These illnesses were things we could observe, identify and find accessible treatment for. They were common. Everyone knew about them. Tea and sympathy were generally available from family and friends (except for the mono jokes) and even teachers, who would send home assignments along with nice little notes to the patient. So, it was crummy to be sick, no one liked it, but you knew it would pass and, in the meantime, most people, including doctors, treated us all fairly well.
Imagine my surprise and dismay when at age 47 I became so ill I couldn’t function most days. My throat wasn’t sore, I had no rash, and nothing appeared broken. But I had terrible headaches, my vision became increasingly strange, even to the point of seeing things no one else saw, and body pain was unrelenting. I lived in a black hole of depression. My wonderful job became impossible to do because my memory only worked well occasionally.
I went on disability and started a 15 year journey looking for a diagnosis, getting sicker along the way, rebounding enough now and then to think “Aha!” it’s over, only to crash again and move deeper into depression and hopelessness and a loneliness I’d never experienced before. The invisible illness of Autoimmune Encephalitis had me in its grips and no one had a clue.
To have an invisible disease like AE is to be very lonely. What you had, in many cases, is just gone – standard of living, often relationships, and most certainly who you seemed to be. One physician after another puts forth a theory and gives you medicine which makes you sick, then tries another theory and the same thing happens. The doctor may become frustrated and turn it back on you, the hysterical woman or hypochondriacal man. If you’re a child it all might be blamed on your mother’s Munchausen Syndrome.
Meanwhile you get sicker and sicker.
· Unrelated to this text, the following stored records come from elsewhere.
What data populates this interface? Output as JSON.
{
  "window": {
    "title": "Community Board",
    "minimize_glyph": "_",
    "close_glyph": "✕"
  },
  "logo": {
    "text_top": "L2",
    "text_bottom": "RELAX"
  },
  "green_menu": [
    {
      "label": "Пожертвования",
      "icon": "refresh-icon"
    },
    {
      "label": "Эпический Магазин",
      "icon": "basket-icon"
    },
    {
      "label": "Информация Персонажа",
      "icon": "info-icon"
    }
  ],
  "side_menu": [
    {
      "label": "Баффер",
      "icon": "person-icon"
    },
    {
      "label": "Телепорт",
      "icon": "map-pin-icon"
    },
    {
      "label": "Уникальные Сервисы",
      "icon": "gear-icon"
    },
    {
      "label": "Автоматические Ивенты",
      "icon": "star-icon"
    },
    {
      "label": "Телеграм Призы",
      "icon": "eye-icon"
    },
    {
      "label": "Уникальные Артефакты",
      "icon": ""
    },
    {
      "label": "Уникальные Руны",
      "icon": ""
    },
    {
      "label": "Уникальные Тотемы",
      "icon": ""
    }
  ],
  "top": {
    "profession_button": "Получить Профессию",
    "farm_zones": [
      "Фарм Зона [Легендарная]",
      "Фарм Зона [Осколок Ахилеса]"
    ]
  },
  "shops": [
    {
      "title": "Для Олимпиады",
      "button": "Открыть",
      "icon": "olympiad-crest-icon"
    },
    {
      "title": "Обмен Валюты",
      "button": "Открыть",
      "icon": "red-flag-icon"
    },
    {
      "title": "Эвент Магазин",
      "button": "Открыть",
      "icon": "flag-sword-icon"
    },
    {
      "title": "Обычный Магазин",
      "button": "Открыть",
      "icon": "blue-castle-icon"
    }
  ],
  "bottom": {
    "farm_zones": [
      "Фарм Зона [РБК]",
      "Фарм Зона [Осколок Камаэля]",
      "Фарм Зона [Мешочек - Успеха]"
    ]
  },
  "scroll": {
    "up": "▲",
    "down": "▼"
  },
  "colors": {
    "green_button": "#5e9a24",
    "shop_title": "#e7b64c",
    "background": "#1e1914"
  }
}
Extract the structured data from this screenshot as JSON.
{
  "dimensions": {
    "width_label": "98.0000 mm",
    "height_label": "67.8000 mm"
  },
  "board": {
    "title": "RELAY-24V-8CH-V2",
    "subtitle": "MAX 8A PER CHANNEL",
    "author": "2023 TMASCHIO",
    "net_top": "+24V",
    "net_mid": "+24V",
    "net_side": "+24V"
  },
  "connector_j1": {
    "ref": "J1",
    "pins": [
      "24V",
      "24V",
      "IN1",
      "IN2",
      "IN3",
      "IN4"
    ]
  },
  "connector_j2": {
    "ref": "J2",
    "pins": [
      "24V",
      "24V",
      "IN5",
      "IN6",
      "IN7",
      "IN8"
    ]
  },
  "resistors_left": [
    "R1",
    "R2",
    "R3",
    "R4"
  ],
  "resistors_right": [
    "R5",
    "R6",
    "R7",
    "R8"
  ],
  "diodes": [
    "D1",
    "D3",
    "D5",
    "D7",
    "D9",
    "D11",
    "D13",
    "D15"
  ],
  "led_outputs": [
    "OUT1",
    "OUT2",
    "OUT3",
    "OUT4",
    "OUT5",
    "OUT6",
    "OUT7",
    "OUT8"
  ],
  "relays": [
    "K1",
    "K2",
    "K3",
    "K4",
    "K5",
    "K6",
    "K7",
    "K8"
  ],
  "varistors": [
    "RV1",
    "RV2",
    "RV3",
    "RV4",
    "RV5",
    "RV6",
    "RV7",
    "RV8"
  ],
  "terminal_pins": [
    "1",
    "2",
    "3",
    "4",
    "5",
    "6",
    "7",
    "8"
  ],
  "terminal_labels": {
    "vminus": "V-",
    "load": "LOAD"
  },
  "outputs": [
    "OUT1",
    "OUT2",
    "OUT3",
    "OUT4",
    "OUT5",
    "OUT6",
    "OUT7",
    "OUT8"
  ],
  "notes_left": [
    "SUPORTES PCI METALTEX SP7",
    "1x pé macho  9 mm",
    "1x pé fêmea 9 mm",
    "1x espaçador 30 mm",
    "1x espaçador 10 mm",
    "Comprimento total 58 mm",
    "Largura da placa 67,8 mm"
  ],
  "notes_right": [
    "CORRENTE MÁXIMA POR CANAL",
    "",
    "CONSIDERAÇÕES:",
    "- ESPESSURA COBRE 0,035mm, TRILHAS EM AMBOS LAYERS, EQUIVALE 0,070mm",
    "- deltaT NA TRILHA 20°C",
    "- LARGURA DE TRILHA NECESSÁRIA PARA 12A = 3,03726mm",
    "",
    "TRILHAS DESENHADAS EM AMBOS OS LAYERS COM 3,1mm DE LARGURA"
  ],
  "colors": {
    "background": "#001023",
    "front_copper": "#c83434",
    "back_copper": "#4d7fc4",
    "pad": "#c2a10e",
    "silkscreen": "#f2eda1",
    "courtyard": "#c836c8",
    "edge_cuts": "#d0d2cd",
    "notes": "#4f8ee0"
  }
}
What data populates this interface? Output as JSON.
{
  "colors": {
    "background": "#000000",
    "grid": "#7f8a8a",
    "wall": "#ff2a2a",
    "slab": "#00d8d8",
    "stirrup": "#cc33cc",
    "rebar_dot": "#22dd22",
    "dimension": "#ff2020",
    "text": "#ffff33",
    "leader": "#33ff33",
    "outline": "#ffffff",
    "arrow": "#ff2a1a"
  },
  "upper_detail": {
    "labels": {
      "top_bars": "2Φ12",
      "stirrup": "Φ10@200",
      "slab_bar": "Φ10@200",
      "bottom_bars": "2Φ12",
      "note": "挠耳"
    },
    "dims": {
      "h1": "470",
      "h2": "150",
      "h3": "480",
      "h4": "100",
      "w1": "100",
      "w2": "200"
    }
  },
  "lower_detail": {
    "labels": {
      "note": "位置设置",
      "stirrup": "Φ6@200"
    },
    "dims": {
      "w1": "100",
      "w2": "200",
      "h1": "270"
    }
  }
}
I was dumped in the psych unit twice because the medicines I’d been given made me crazy. Five neurologists thought I was just nuts, or a complainer. Other specialists just threw up their hands, and several were even kind and sympathetic in their helplessness. I got a new PCP and sobbed through yet another horrible history tale. She was silent when I finished, and I just sat there. Loneliness.
She finally took my hand and said softly, but with conviction, “Diane, you are not crazy. Something is badly wrong, and I don’t know what it is, but we are going to find out if I have to send you to every major hospital in the country. The most healing words I’ve ever heard. I still cry when I remember that moment.
That was in 2012 and Autoimmune Encephalitis was only identified in 2007. My wonderful new Cleveland Clinic neurologist told me autoimmune encephalitis was rare and that the type of antibody I have is also rare. He explained that the course of the disease was progressive, and remitting-relapsing. I don’t know how much of that I understood at the time. I was just so happy to have a name for it that I hugged my doctor as I left. Weird to be thrilled to have a life-threatening disease.
If you are an AE Warrior, or the friend, parent, family member or caregiver of one, I know you understand the loneliness of invisible illness. Loneliness with a capital “L”. When well-meaning people say “Oh, great, you had your IVIG Friday, you must be feeling great!” or “Cheer up! It can’t be that bad.” “You’ve still have your husband/wife and your kids”, “All of us forget things from time to time.”, “Go to a yoga class and your balance will be back in no time.”, or if the patient is a child, I once heard, “She’s young and kids bounce back from things.” ……” and so on. All meant to be well meaning comments.
LONELINESS hits you right in the heart. Whether it’s being said to you or to the people who love and care for you, it makes hanging in there and struggling toward recovery so much harder.
That’s why the International Autoimmune Encephalitis Society is so important to me. The support, love and education it provides keeps me hopeful and the friendships I have developed help with that Loneliness. I understand that people in my life mean well, but their comments injure me over and over because they just don’t get it. Invisible illness is everywhere. We have one version of it and know the terrible costs it extracts. We understand how critical it is that we use every moment as a teachable moment to help all those other folks out there understand what Autoimmune Encephalitis is and how much we need their support.
IAES is there for us. If you are at all able to help with the growing number of very frightened, LONELY people navigating autoimmune encephalitis, please contact IAES about volunteer opportunities.